Go through the records below and copy out every line that contains the word "JSON".

------ Stored data ------

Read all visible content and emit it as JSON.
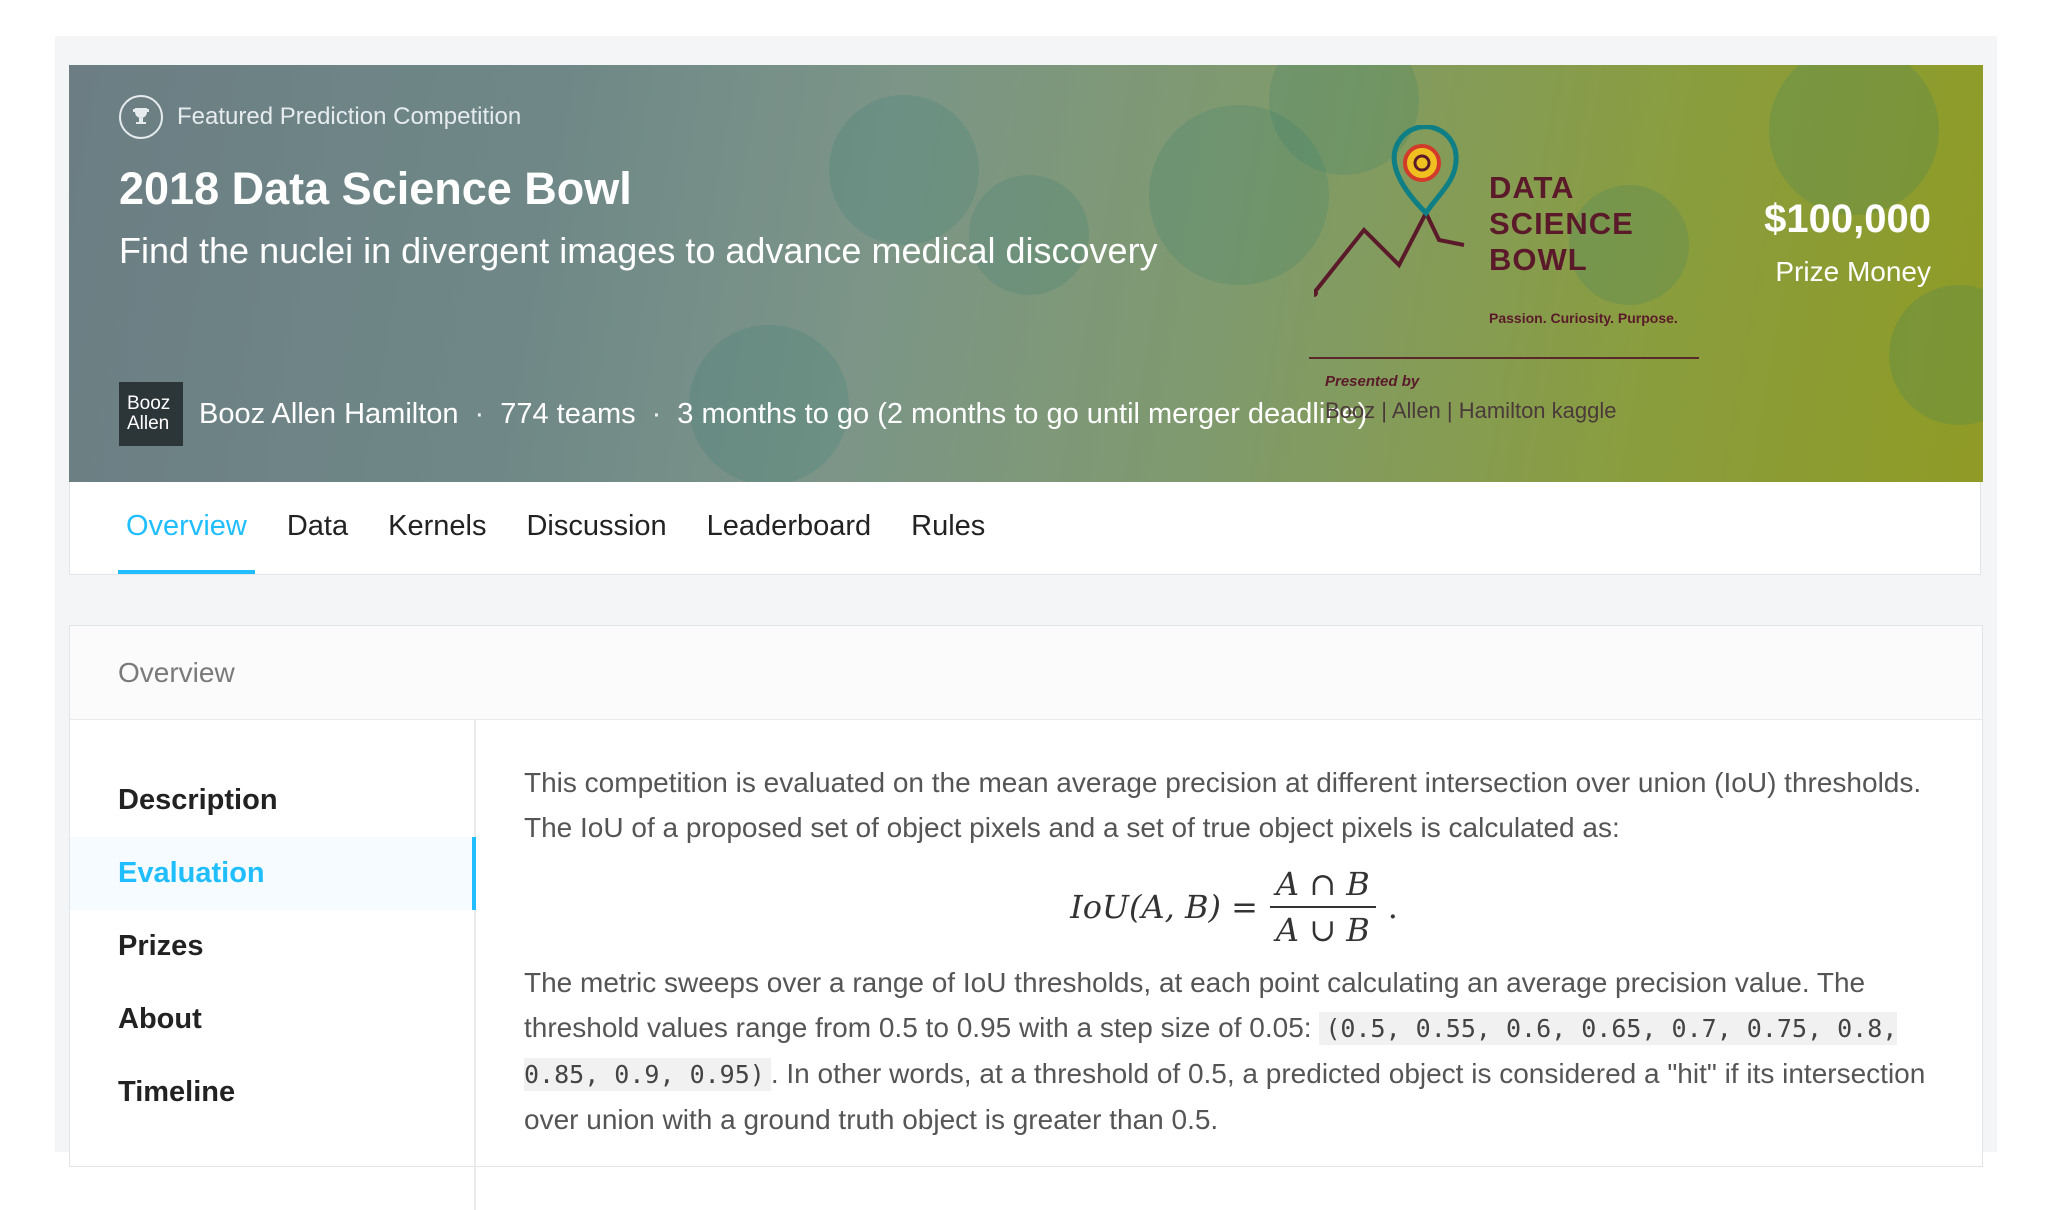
{
  "hero": {
    "badge": "Featured Prediction Competition",
    "title": "2018 Data Science Bowl",
    "subtitle": "Find the nuclei in divergent images to advance medical discovery",
    "org_logo_line1": "Booz",
    "org_logo_line2": "Allen",
    "host": "Booz Allen Hamilton",
    "teams": "774 teams",
    "deadline": "3 months to go (2 months to go until merger deadline)",
    "prize_amount": "$100,000",
    "prize_label": "Prize Money",
    "dsb_logo": {
      "line1": "DATA",
      "line2": "SCIENCE",
      "line3": "BOWL",
      "tagline": "Passion. Curiosity. Purpose.",
      "presented_by": "Presented by",
      "sponsors": "Booz | Allen | Hamilton  kaggle"
    }
  },
  "tabs": [
    "Overview",
    "Data",
    "Kernels",
    "Discussion",
    "Leaderboard",
    "Rules"
  ],
  "active_tab": "Overview",
  "panel": {
    "heading": "Overview",
    "nav": [
      "Description",
      "Evaluation",
      "Prizes",
      "About",
      "Timeline"
    ],
    "active_nav": "Evaluation",
    "para1": "This competition is evaluated on the mean average precision at different intersection over union (IoU) thresholds. The IoU of a proposed set of object pixels and a set of true object pixels is calculated as:",
    "formula_lhs": "IoU(A, B) =",
    "formula_num": "A ∩ B",
    "formula_den": "A ∪ B",
    "para2_a": "The metric sweeps over a range of IoU thresholds, at each point calculating an average precision value. The threshold values range from 0.5 to 0.95 with a step size of 0.05: ",
    "para2_code": "(0.5, 0.55, 0.6, 0.65, 0.7, 0.75, 0.8, 0.85, 0.9, 0.95)",
    "para2_b": ". In other words, at a threshold of 0.5, a predicted object is considered a \"hit\" if its intersection over union with a ground truth object is greater than 0.5."
  },
  "colors": {
    "accent": "#20beff",
    "dsb_maroon": "#5a1a2a"
  }
}
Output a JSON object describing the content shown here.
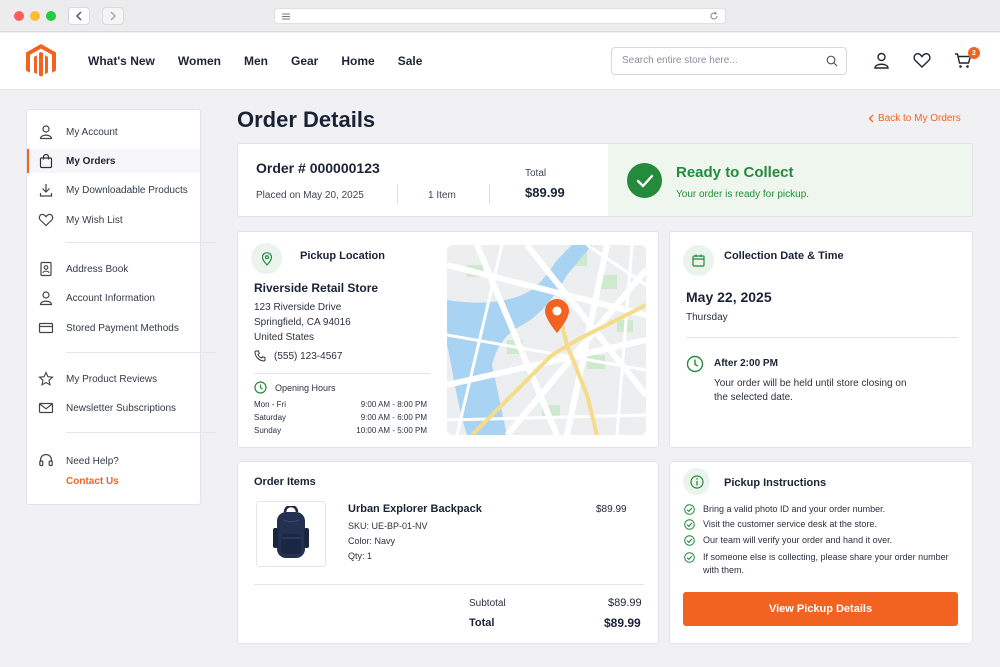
{
  "colors": {
    "accent": "#f26322",
    "success": "#238b3b",
    "text": "#1a2236"
  },
  "header": {
    "nav": [
      "What's New",
      "Women",
      "Men",
      "Gear",
      "Home",
      "Sale"
    ],
    "search_placeholder": "Search entire store here...",
    "cart_count": "2"
  },
  "sidebar": {
    "items": [
      {
        "label": "My Account",
        "icon": "user-icon"
      },
      {
        "label": "My Orders",
        "icon": "bag-icon",
        "active": true
      },
      {
        "label": "My Downloadable Products",
        "icon": "download-icon"
      },
      {
        "label": "My Wish List",
        "icon": "heart-icon"
      },
      {
        "label": "Address Book",
        "icon": "address-book-icon"
      },
      {
        "label": "Account Information",
        "icon": "user-icon"
      },
      {
        "label": "Stored Payment Methods",
        "icon": "credit-card-icon"
      },
      {
        "label": "My Product Reviews",
        "icon": "star-icon"
      },
      {
        "label": "Newsletter Subscriptions",
        "icon": "mail-icon"
      }
    ],
    "help_label": "Need Help?",
    "help_link": "Contact Us"
  },
  "main": {
    "title": "Order Details",
    "back_link": "Back to My Orders",
    "order": {
      "number": "Order # 000000123",
      "placed": "Placed on May 20, 2025",
      "items": "1 Item",
      "total_label": "Total",
      "total_value": "$89.99"
    },
    "status": {
      "title": "Ready to Collect",
      "subtitle": "Your order is ready for pickup."
    },
    "pickup": {
      "title": "Pickup Location",
      "store_name": "Riverside Retail Store",
      "address": [
        "123 Riverside Drive",
        "Springfield, CA 94016",
        "United States"
      ],
      "phone": "(555) 123-4567",
      "hours_title": "Opening Hours",
      "hours": [
        {
          "day": "Mon - Fri",
          "time": "9:00 AM - 8:00 PM"
        },
        {
          "day": "Saturday",
          "time": "9:00 AM - 6:00 PM"
        },
        {
          "day": "Sunday",
          "time": "10:00 AM - 5:00 PM"
        }
      ]
    },
    "collection": {
      "title": "Collection Date & Time",
      "date": "May 22, 2025",
      "day": "Thursday",
      "time": "After 2:00 PM",
      "note": "Your order will be held until store closing on the selected date."
    },
    "items": {
      "title": "Order Items",
      "product": {
        "name": "Urban Explorer Backpack",
        "sku": "SKU: UE-BP-01-NV",
        "color": "Color:  Navy",
        "qty": "Qty:  1",
        "price": "$89.99"
      },
      "subtotal_label": "Subtotal",
      "subtotal_value": "$89.99",
      "total_label": "Total",
      "total_value": "$89.99"
    },
    "instructions": {
      "title": "Pickup Instructions",
      "steps": [
        "Bring a valid photo ID and your order number.",
        "Visit the customer service desk at the store.",
        "Our team will verify your order and hand it over.",
        "If someone else is collecting, please share your order number with them."
      ],
      "button": "View Pickup Details"
    }
  }
}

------

• **Written solution**
Read all visible content and emit it as JSON.
Output a JSON object describing the content shown here.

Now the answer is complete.